(INPUT RECORDS)

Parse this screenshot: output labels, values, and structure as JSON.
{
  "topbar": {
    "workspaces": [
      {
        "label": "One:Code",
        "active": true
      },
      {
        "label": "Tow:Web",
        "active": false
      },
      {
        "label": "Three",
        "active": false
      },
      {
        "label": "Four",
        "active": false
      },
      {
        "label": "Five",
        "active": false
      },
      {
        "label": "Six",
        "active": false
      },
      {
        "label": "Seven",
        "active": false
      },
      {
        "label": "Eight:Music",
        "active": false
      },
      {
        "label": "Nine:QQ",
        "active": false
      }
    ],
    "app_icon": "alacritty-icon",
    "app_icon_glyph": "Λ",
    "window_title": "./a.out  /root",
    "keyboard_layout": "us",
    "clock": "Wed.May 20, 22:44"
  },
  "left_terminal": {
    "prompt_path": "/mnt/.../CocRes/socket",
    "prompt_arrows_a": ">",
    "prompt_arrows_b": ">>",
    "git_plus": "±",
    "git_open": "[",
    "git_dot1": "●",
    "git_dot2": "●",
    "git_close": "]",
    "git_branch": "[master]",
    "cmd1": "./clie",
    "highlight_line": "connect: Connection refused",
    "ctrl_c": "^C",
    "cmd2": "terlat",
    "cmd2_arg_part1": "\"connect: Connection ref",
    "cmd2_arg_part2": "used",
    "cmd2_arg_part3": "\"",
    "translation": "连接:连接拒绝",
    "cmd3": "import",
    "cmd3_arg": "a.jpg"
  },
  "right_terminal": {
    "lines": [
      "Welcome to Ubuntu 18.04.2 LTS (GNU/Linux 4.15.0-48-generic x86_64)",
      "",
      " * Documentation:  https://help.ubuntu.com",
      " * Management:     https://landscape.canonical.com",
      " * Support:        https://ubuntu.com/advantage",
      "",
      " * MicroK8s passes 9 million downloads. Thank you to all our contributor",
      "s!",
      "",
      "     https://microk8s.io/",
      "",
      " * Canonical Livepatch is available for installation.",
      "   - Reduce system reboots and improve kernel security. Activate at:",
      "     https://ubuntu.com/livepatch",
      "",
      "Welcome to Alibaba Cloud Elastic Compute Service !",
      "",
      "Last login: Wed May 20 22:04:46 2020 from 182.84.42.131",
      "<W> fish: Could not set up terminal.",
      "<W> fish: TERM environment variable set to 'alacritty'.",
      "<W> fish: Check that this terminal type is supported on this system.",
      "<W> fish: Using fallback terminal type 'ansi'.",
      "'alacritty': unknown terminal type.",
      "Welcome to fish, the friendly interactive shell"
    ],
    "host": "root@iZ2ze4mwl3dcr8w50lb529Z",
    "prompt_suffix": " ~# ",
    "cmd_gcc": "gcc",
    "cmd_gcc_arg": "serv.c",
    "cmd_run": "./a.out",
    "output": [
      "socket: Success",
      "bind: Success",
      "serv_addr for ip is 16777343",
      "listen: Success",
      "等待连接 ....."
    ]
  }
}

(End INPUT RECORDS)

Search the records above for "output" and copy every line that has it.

Parse this screenshot: output labels, values, and structure as JSON.
    "output": [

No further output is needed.